◆ **What to work on**: In the listing below, find each line that holds the string "initials" and copy it.

============================================================

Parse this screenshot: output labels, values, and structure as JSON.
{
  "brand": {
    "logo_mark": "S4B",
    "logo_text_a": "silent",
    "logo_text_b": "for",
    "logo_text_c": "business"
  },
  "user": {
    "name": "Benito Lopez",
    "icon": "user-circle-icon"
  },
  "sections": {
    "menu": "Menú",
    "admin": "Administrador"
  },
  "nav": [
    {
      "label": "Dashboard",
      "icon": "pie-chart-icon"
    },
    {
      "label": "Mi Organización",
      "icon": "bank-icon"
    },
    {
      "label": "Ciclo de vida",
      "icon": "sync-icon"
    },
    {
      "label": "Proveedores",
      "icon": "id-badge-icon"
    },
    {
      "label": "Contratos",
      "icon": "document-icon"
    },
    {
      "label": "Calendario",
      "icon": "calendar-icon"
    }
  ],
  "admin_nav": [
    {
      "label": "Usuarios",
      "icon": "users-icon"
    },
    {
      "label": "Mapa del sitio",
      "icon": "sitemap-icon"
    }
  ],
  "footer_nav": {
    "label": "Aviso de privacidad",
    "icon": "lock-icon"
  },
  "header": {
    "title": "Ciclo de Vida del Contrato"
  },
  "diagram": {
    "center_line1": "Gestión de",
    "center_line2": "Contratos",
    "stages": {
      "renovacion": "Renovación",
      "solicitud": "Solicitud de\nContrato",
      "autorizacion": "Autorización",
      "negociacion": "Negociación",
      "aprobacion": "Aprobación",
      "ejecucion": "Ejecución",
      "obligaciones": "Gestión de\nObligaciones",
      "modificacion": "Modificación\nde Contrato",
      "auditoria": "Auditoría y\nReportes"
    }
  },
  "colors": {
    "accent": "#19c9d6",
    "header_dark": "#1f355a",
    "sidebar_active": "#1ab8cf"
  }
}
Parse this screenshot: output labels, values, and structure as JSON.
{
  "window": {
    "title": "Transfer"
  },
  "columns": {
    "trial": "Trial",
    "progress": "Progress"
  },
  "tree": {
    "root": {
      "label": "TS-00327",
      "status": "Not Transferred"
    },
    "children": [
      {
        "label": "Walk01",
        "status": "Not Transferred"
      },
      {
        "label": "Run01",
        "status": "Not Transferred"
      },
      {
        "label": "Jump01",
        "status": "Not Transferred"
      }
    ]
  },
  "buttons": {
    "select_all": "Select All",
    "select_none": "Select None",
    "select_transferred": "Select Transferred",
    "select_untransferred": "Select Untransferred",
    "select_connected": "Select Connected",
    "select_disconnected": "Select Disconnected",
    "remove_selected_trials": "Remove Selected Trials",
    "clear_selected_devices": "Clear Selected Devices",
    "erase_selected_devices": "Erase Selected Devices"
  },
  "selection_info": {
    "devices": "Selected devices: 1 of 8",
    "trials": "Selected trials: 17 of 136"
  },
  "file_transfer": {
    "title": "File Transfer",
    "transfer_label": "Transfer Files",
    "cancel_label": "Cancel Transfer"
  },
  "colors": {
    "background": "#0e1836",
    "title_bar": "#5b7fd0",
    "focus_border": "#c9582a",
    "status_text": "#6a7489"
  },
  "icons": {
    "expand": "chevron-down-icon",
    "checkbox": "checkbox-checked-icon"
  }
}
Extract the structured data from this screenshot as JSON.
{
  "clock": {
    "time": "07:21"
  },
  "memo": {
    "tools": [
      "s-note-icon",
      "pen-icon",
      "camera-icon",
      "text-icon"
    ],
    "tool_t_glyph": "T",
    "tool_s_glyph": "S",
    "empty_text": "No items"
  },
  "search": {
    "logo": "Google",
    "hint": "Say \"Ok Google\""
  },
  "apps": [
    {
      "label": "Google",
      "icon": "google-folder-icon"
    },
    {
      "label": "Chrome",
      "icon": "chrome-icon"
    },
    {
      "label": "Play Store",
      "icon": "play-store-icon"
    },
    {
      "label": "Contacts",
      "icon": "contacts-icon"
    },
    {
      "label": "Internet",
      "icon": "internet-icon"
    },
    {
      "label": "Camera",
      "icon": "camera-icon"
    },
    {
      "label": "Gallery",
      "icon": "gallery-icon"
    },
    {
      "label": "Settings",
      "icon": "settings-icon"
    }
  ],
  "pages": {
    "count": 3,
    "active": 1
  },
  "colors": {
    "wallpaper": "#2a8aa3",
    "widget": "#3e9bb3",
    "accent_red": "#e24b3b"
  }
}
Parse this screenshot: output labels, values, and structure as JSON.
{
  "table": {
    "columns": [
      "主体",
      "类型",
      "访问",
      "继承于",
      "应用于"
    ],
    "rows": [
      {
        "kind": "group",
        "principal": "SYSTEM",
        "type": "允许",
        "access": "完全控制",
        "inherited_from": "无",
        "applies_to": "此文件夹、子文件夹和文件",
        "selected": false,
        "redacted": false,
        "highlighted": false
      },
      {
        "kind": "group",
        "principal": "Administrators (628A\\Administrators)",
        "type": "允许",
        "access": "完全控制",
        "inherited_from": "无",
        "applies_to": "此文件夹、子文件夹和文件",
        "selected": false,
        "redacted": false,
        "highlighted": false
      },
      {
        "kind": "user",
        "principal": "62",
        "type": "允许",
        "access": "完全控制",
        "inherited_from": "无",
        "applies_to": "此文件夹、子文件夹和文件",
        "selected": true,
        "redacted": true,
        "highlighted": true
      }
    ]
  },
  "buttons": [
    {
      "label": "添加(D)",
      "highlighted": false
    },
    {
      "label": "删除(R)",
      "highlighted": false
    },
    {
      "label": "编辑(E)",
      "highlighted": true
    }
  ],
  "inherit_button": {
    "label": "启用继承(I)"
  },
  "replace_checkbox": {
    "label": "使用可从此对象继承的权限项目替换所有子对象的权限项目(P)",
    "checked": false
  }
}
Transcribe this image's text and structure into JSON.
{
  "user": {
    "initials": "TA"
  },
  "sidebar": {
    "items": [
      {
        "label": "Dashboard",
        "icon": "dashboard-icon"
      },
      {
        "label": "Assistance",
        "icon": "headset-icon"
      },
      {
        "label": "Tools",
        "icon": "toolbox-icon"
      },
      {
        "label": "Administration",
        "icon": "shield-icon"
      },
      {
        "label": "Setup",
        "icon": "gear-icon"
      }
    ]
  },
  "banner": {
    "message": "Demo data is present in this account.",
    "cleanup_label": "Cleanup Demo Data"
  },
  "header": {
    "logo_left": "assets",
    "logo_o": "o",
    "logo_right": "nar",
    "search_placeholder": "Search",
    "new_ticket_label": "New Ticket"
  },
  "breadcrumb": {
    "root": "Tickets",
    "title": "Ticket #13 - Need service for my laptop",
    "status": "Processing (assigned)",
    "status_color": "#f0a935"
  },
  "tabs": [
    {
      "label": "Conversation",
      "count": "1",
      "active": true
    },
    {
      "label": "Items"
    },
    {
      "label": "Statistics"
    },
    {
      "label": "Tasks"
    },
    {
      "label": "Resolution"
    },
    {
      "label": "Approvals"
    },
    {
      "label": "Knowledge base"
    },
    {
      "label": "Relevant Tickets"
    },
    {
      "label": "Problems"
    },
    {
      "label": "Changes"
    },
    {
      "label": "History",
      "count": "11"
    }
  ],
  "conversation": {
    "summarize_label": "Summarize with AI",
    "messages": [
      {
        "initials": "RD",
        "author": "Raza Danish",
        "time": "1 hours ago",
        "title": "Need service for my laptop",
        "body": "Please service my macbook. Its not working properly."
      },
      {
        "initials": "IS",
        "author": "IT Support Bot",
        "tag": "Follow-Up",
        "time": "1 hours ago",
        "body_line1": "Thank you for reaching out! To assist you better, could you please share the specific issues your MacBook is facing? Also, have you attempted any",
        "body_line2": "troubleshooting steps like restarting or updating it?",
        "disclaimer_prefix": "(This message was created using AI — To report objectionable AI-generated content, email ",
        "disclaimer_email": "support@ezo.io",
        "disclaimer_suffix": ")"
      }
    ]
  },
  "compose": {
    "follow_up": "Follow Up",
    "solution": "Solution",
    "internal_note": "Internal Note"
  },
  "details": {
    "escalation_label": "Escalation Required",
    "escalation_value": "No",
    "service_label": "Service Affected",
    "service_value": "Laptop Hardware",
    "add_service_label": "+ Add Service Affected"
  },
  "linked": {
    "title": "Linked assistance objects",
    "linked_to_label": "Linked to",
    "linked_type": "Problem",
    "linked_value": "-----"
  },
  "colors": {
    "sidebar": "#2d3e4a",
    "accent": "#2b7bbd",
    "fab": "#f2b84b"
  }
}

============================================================

◆ **Written response**:
    "initials": "TA"
        "initials": "RD",
        "initials": "IS",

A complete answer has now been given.